This Friday California Governor Arnold Schwarzenegger signed the Common Sense Video Game Bill into law. The bill, being pushed in states across the country by a group called Common Sense Media, restricts the sale and rental of ultra-violent video games to minors. It is essentially a government-mandated enforcement of the (currently voluntary) ESRB rating system. Enforcement efforts can lead to fines for retailers that sell or rent mature rated games to minors. California joins Illinois and Michigan, who have also signed similar bills into law.
“We applaud Governor Schwarzenegger for signing this landmark legislation,” said James Steyer, CEO of Common Sense Media. “Even though he’s a major figure in the entertainment industry, he’s a father first. In that role, the Governor understands that ultra-violent and sexually violent media content is harmful to kids’ development.”
This issue is a controversial one, especially for gamers. Sales demographic show that the core audience for video games is still gamers 18 to 35, so it is unclear what effect, if any, this new law will have on retail game sales.

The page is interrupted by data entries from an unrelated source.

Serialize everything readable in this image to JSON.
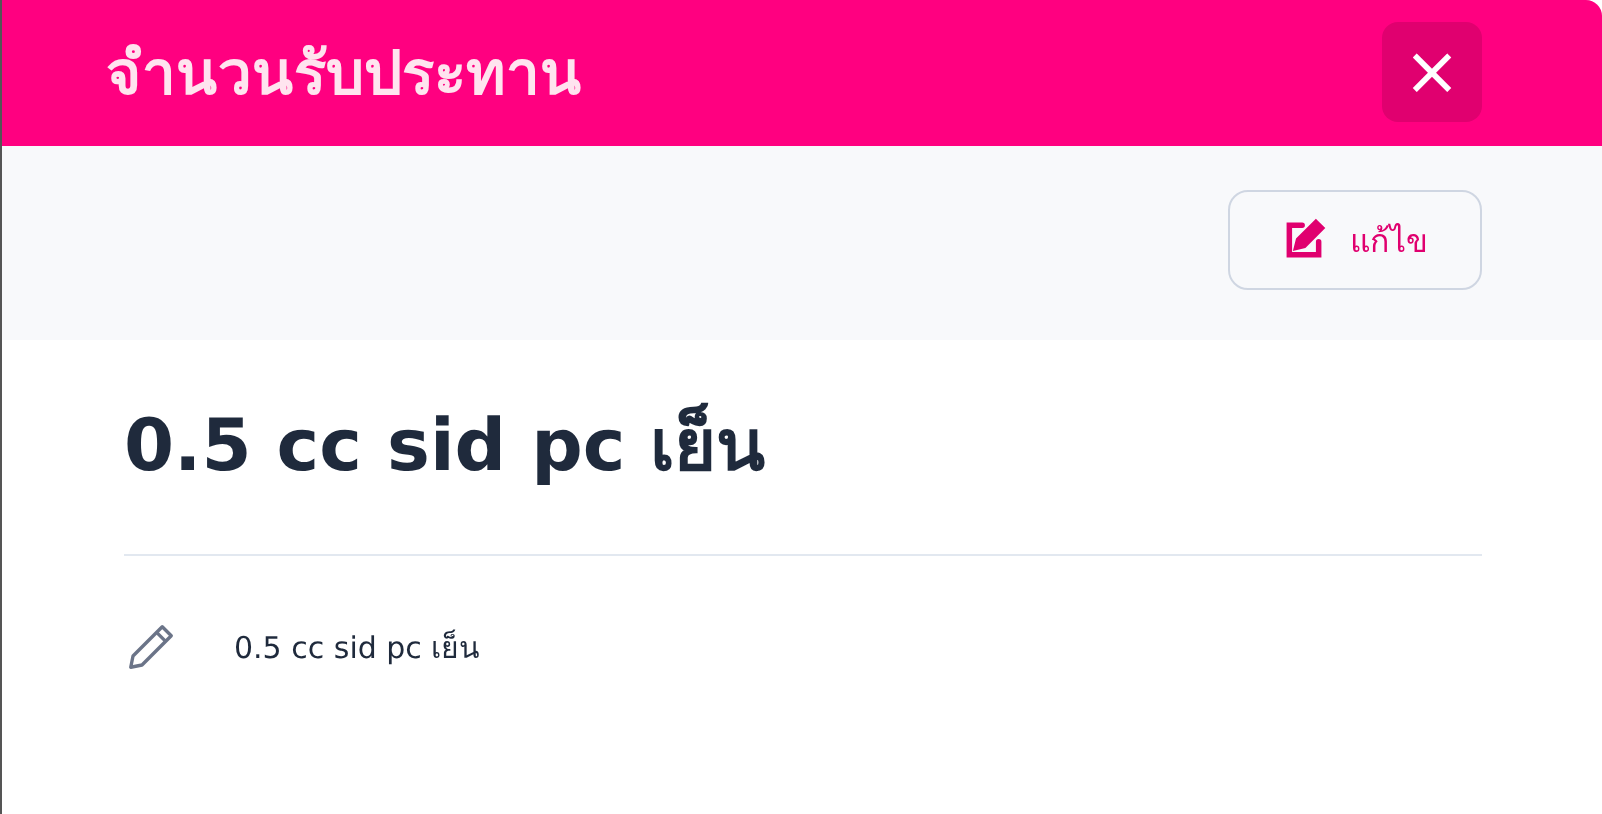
{
  "header": {
    "title": "จำนวนรับประทาน",
    "close": "×"
  },
  "toolbar": {
    "edit_button": "แก้ไข"
  },
  "item": {
    "heading": "0.5 cc sid pc เย็น",
    "detail": "0.5 cc sid pc เย็น"
  }
}
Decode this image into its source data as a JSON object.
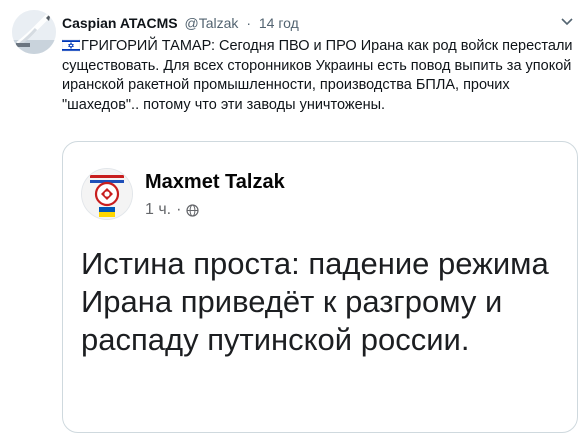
{
  "tweet": {
    "author_name": "Caspian ATACMS",
    "handle": "@Talzak",
    "separator": "·",
    "time": "14 год",
    "text": "ГРИГОРИЙ ТАМАР: Сегодня ПВО и ПРО Ирана как род войск перестали существовать. Для всех сторонников Украины есть повод выпить за упокой иранской ракетной промышленности,  производства БПЛА,  прочих \"шахедов\".. потому что эти заводы уничтожены.",
    "avatar_icon": "missile-launch-icon",
    "flag_icon": "israel-flag-icon"
  },
  "quote": {
    "author_name": "Maxmet Talzak",
    "time": "1 ч.",
    "separator": "·",
    "privacy_icon": "globe-icon",
    "text": "Истина проста: падение режима Ирана приведёт к разгрому и распаду путинской россии."
  },
  "colors": {
    "text_primary": "#0f1419",
    "text_secondary": "#536471",
    "border": "#cfd9de",
    "israel_blue": "#0038b8",
    "ukraine_blue": "#0057b7",
    "ukraine_yellow": "#ffd700"
  }
}
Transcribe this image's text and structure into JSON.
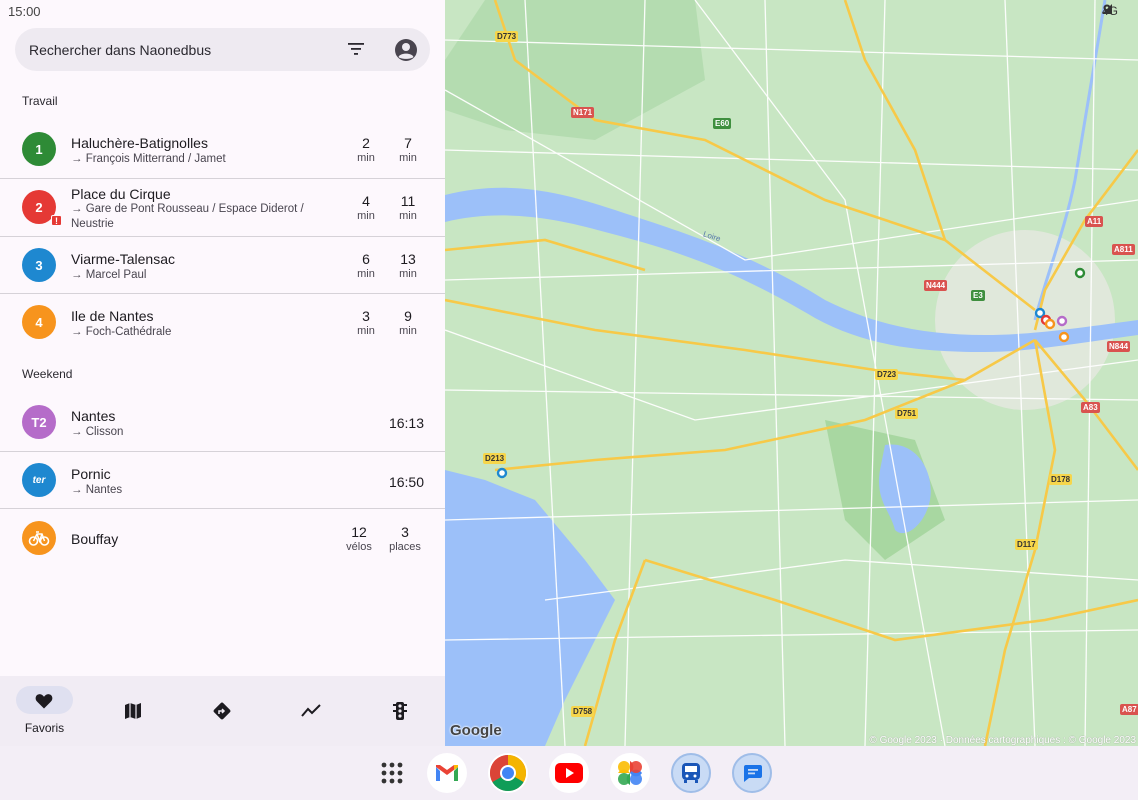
{
  "status_bar": {
    "time": "15:00",
    "network": "4G"
  },
  "search": {
    "placeholder": "Rechercher dans Naonedbus"
  },
  "sections": [
    {
      "title": "Travail",
      "items": [
        {
          "badge": "1",
          "color": "#2e8b36",
          "stop": "Haluchère-Batignolles",
          "destination": "→ François Mitterrand / Jamet",
          "alert": false,
          "times": [
            {
              "value": "2",
              "unit": "min"
            },
            {
              "value": "7",
              "unit": "min"
            }
          ]
        },
        {
          "badge": "2",
          "color": "#e53935",
          "stop": "Place du Cirque",
          "destination": "→ Gare de Pont Rousseau / Espace Diderot / Neustrie",
          "alert": true,
          "alert_mark": "!",
          "times": [
            {
              "value": "4",
              "unit": "min"
            },
            {
              "value": "11",
              "unit": "min"
            }
          ]
        },
        {
          "badge": "3",
          "color": "#1e88d0",
          "stop": "Viarme-Talensac",
          "destination": "→ Marcel Paul",
          "alert": false,
          "times": [
            {
              "value": "6",
              "unit": "min"
            },
            {
              "value": "13",
              "unit": "min"
            }
          ]
        },
        {
          "badge": "4",
          "color": "#f7941d",
          "stop": "Ile de Nantes",
          "destination": "→ Foch-Cathédrale",
          "alert": false,
          "times": [
            {
              "value": "3",
              "unit": "min"
            },
            {
              "value": "9",
              "unit": "min"
            }
          ]
        }
      ]
    },
    {
      "title": "Weekend",
      "items": [
        {
          "badge": "T2",
          "color": "#b56cc9",
          "stop": "Nantes",
          "destination": "→ Clisson",
          "clock": "16:13"
        },
        {
          "badge": "ter",
          "color": "#1e88d0",
          "stop": "Pornic",
          "destination": "→ Nantes",
          "clock": "16:50"
        },
        {
          "badge": "bike",
          "color": "#f7941d",
          "stop": "Bouffay",
          "destination": "",
          "times": [
            {
              "value": "12",
              "unit": "vélos"
            },
            {
              "value": "3",
              "unit": "places"
            }
          ]
        }
      ]
    }
  ],
  "nav": {
    "favorites_label": "Favoris"
  },
  "map": {
    "logo": "Google",
    "copyright": "© Google 2023 · Données cartographiques : © Google 2023",
    "river_label": "Loire",
    "road_labels": [
      "D773",
      "N171",
      "E60",
      "A11",
      "A811",
      "N444",
      "E3",
      "N844",
      "D723",
      "D751",
      "A83",
      "D213",
      "D178",
      "D117",
      "D758",
      "A87"
    ]
  },
  "dock": {
    "apps": [
      "app-drawer",
      "gmail",
      "chrome",
      "youtube",
      "photos",
      "naonedbus",
      "messages"
    ]
  }
}
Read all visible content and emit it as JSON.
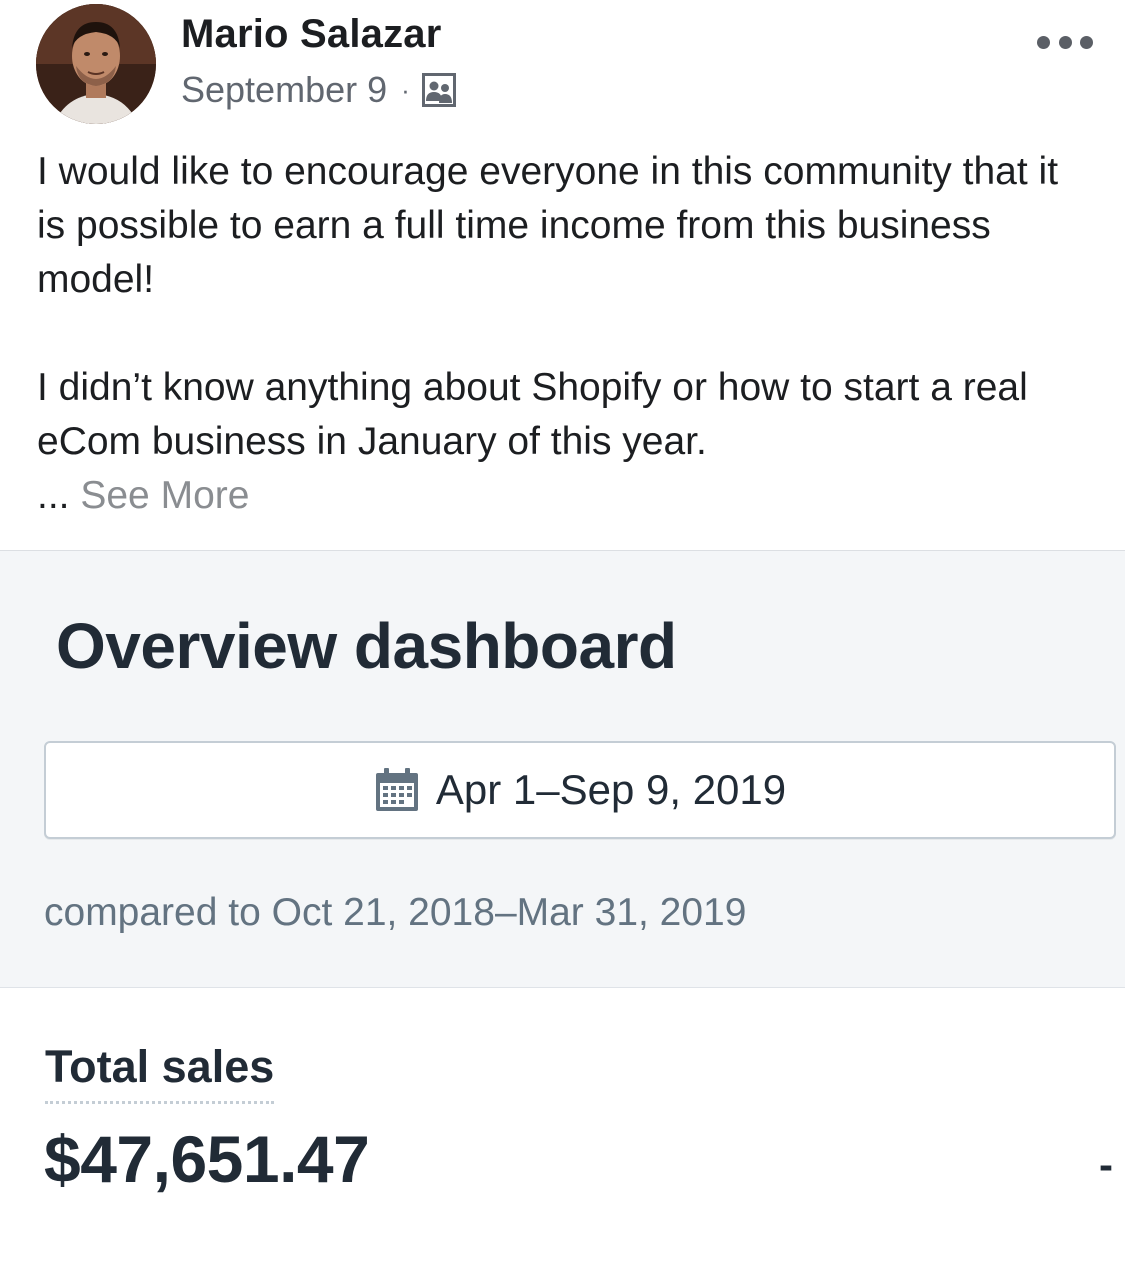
{
  "post": {
    "author": "Mario Salazar",
    "date": "September 9",
    "meta_separator": "·",
    "audience_icon": "group-icon",
    "more_icon": "more-horizontal-icon",
    "body_paragraphs": [
      "I would like to encourage everyone in this community that it is possible to earn a full time income from this business model!",
      "I didn’t know anything about Shopify or how to start a real eCom business in January of this year."
    ],
    "ellipsis": "...",
    "see_more": "See More"
  },
  "dashboard": {
    "title": "Overview dashboard",
    "date_range_icon": "calendar-icon",
    "date_range": "Apr 1–Sep 9, 2019",
    "comparison": "compared to Oct 21, 2018–Mar 31, 2019",
    "metric_label": "Total sales",
    "metric_value": "$47,651.47",
    "metric_change": "-"
  },
  "colors": {
    "text_primary": "#1c1e21",
    "text_secondary": "#616770",
    "see_more": "#8a8d91",
    "dashboard_bg": "#f4f6f8",
    "dashboard_text": "#212b36",
    "dashboard_subdued": "#637381"
  }
}
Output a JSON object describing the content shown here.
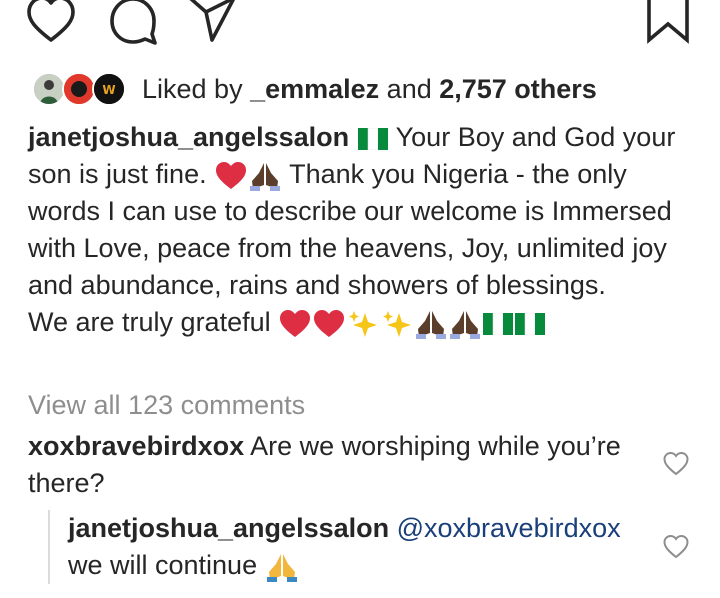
{
  "actions": {
    "like_icon": "heart-outline",
    "comment_icon": "speech-bubble",
    "share_icon": "paper-plane",
    "save_icon": "bookmark"
  },
  "likes": {
    "prefix": "Liked by ",
    "user": "_emmalez",
    "middle": " and ",
    "count": "2,757 others"
  },
  "caption": {
    "username": "janetjoshua_angelssalon",
    "line1": " Your Boy and God your son is just fine. ",
    "line2": " Thank you Nigeria - the only words I can use to describe our welcome is Immersed with Love, peace from the heavens, Joy, unlimited joy and abundance, rains and showers of blessings.",
    "line3": "We are truly grateful "
  },
  "view_all": "View all 123 comments",
  "comments": [
    {
      "username": "xoxbravebirdxox",
      "text": " Are we worshiping while you’re there?"
    }
  ],
  "reply": {
    "username": "janetjoshua_angelssalon",
    "mention": " @xoxbravebirdxox",
    "text": "we will continue "
  },
  "colors": {
    "text": "#262626",
    "muted": "#8e8e8e",
    "mention": "#1a3f7a",
    "heart_red": "#dd2e44",
    "nigeria_green": "#078a3c"
  }
}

“Graphic and sexually-charged media violence needs to be seen for what it is — a threat as dangerous to our kids as tobacco use or underage drinking,” said Steyer, CEO of Common Sense Media.